== WHAT THE EXERCISE ASKS ==
Your answer needs to include each line of the records in which the string "title" can be found.

[Interface dataset entries]
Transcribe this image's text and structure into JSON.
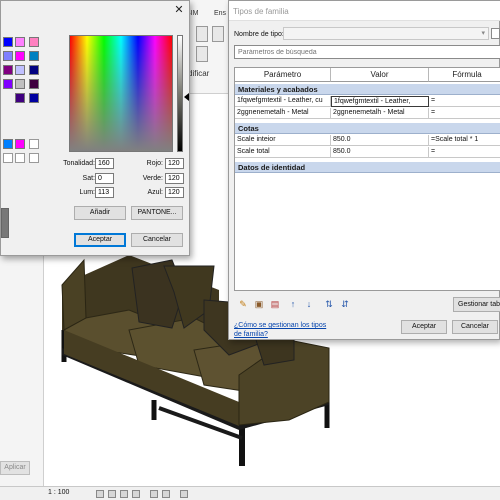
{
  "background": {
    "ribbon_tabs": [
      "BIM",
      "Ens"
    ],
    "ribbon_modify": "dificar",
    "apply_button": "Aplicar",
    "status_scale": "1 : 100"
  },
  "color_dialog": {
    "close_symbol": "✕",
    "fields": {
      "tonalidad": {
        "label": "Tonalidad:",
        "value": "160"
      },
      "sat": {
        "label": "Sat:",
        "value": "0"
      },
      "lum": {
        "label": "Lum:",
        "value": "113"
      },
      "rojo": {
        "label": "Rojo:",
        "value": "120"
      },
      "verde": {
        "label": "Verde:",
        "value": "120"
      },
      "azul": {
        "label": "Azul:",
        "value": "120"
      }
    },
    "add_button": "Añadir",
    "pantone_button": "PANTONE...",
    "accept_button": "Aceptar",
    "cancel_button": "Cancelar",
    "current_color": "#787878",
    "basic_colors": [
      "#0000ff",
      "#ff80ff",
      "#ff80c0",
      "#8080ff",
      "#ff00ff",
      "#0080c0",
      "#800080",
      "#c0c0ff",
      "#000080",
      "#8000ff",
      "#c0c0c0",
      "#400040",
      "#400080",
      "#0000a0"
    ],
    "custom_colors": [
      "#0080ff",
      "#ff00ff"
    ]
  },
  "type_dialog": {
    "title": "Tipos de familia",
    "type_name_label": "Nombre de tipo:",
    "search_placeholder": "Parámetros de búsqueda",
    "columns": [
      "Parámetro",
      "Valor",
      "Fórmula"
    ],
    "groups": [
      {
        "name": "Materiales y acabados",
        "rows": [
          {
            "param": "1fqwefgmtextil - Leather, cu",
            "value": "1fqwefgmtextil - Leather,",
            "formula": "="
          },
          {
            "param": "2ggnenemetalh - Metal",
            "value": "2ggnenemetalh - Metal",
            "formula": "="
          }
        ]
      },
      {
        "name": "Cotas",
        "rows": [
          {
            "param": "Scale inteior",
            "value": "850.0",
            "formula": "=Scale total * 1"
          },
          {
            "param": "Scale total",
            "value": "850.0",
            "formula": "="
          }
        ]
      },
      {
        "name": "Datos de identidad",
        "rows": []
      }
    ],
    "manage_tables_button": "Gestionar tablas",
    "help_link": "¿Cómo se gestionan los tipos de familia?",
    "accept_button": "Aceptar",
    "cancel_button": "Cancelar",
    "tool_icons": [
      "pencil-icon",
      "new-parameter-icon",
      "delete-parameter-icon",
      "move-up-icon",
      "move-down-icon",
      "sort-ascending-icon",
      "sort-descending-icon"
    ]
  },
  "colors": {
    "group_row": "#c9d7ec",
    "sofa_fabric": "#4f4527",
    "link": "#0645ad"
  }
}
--
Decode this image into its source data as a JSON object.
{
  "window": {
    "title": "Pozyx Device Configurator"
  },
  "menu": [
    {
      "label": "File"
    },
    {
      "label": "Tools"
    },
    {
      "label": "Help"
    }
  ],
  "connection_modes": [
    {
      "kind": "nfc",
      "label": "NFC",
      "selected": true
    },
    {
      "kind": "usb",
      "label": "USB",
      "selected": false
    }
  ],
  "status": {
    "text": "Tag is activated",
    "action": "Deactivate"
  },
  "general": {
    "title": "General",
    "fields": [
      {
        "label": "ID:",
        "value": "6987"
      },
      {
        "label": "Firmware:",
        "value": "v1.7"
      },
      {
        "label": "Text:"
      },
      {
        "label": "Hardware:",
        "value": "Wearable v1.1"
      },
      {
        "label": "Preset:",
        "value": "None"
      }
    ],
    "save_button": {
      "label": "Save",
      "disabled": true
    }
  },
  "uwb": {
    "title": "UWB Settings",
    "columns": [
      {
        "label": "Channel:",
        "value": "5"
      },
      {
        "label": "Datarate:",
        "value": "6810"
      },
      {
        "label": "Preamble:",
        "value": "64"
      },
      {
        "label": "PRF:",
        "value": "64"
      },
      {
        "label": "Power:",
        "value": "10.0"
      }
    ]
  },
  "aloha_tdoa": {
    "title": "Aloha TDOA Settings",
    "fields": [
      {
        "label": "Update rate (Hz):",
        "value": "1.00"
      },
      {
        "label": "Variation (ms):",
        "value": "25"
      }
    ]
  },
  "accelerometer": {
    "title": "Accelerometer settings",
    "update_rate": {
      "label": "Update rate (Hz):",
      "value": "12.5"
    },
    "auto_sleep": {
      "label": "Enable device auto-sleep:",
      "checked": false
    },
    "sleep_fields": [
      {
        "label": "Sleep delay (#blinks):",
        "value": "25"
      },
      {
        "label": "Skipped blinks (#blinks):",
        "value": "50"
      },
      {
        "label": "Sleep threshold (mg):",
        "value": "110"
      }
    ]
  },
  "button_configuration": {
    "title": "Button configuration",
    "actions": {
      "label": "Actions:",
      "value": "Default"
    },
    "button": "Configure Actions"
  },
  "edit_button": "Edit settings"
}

== TASK SOLUTION ==
    "title": "Tipos de familia",
    "title": "Pozyx Device Configurator"
    "title": "General",
    "title": "UWB Settings",
    "title": "Aloha TDOA Settings",
    "title": "Accelerometer settings",
    "title": "Button configuration",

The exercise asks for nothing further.